Task instructions: All of the data below should be written out exactly.

Material supplied:

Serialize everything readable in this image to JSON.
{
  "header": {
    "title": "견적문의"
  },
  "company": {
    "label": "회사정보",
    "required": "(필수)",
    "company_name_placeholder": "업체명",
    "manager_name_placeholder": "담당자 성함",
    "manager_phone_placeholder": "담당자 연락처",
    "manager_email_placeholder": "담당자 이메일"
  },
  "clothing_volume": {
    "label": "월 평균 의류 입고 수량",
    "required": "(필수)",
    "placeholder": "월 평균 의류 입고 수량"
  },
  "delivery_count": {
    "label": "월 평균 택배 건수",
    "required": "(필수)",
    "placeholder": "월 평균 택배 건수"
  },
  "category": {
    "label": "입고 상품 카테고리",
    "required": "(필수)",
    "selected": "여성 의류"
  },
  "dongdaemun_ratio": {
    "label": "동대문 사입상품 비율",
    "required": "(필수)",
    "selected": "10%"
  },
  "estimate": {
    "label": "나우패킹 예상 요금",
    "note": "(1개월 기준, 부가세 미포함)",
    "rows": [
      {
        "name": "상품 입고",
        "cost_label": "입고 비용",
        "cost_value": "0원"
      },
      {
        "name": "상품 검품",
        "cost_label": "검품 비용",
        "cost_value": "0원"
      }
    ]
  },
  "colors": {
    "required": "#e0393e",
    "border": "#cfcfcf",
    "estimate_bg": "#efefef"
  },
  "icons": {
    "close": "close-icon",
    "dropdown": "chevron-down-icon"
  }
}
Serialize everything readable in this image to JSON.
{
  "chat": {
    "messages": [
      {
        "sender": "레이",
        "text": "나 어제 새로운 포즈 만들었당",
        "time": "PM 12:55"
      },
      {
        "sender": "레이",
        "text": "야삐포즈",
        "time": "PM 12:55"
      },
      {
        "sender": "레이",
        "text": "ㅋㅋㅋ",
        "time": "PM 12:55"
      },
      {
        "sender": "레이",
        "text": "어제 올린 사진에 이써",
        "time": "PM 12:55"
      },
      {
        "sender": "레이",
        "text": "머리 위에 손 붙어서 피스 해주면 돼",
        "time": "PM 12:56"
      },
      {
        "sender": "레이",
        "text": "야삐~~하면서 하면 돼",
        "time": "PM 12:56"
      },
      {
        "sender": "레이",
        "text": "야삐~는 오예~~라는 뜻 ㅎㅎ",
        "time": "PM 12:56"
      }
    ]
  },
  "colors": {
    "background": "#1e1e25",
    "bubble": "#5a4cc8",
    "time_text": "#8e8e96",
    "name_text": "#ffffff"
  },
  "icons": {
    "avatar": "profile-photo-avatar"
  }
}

Your response:
Serialize everything readable in this image to JSON.
{
  "header": {
    "title": "견적문의"
  },
  "company": {
    "label": "회사정보",
    "required": "(필수)",
    "company_name_placeholder": "업체명",
    "manager_name_placeholder": "담당자 성함",
    "manager_phone_placeholder": "담당자 연락처",
    "manager_email_placeholder": "담당자 이메일"
  },
  "clothing_volume": {
    "label": "월 평균 의류 입고 수량",
    "required": "(필수)",
    "placeholder": "월 평균 의류 입고 수량"
  },
  "delivery_count": {
    "label": "월 평균 택배 건수",
    "required": "(필수)",
    "placeholder": "월 평균 택배 건수"
  },
  "category": {
    "label": "입고 상품 카테고리",
    "required": "(필수)",
    "selected": "여성 의류"
  },
  "dongdaemun_ratio": {
    "label": "동대문 사입상품 비율",
    "required": "(필수)",
    "selected": "10%"
  },
  "estimate": {
    "label": "나우패킹 예상 요금",
    "note": "(1개월 기준, 부가세 미포함)",
    "rows": [
      {
        "name": "상품 입고",
        "cost_label": "입고 비용",
        "cost_value": "0원"
      },
      {
        "name": "상품 검품",
        "cost_label": "검품 비용",
        "cost_value": "0원"
      }
    ]
  },
  "colors": {
    "required": "#e0393e",
    "border": "#cfcfcf",
    "estimate_bg": "#efefef"
  },
  "icons": {
    "close": "close-icon",
    "dropdown": "chevron-down-icon"
  }
}
Serialize everything readable in this image to JSON.
{
  "chat": {
    "messages": [
      {
        "sender": "레이",
        "text": "나 어제 새로운 포즈 만들었당",
        "time": "PM 12:55"
      },
      {
        "sender": "레이",
        "text": "야삐포즈",
        "time": "PM 12:55"
      },
      {
        "sender": "레이",
        "text": "ㅋㅋㅋ",
        "time": "PM 12:55"
      },
      {
        "sender": "레이",
        "text": "어제 올린 사진에 이써",
        "time": "PM 12:55"
      },
      {
        "sender": "레이",
        "text": "머리 위에 손 붙어서 피스 해주면 돼",
        "time": "PM 12:56"
      },
      {
        "sender": "레이",
        "text": "야삐~~하면서 하면 돼",
        "time": "PM 12:56"
      },
      {
        "sender": "레이",
        "text": "야삐~는 오예~~라는 뜻 ㅎㅎ",
        "time": "PM 12:56"
      }
    ]
  },
  "colors": {
    "background": "#1e1e25",
    "bubble": "#5a4cc8",
    "time_text": "#8e8e96",
    "name_text": "#ffffff"
  },
  "icons": {
    "avatar": "profile-photo-avatar"
  }
}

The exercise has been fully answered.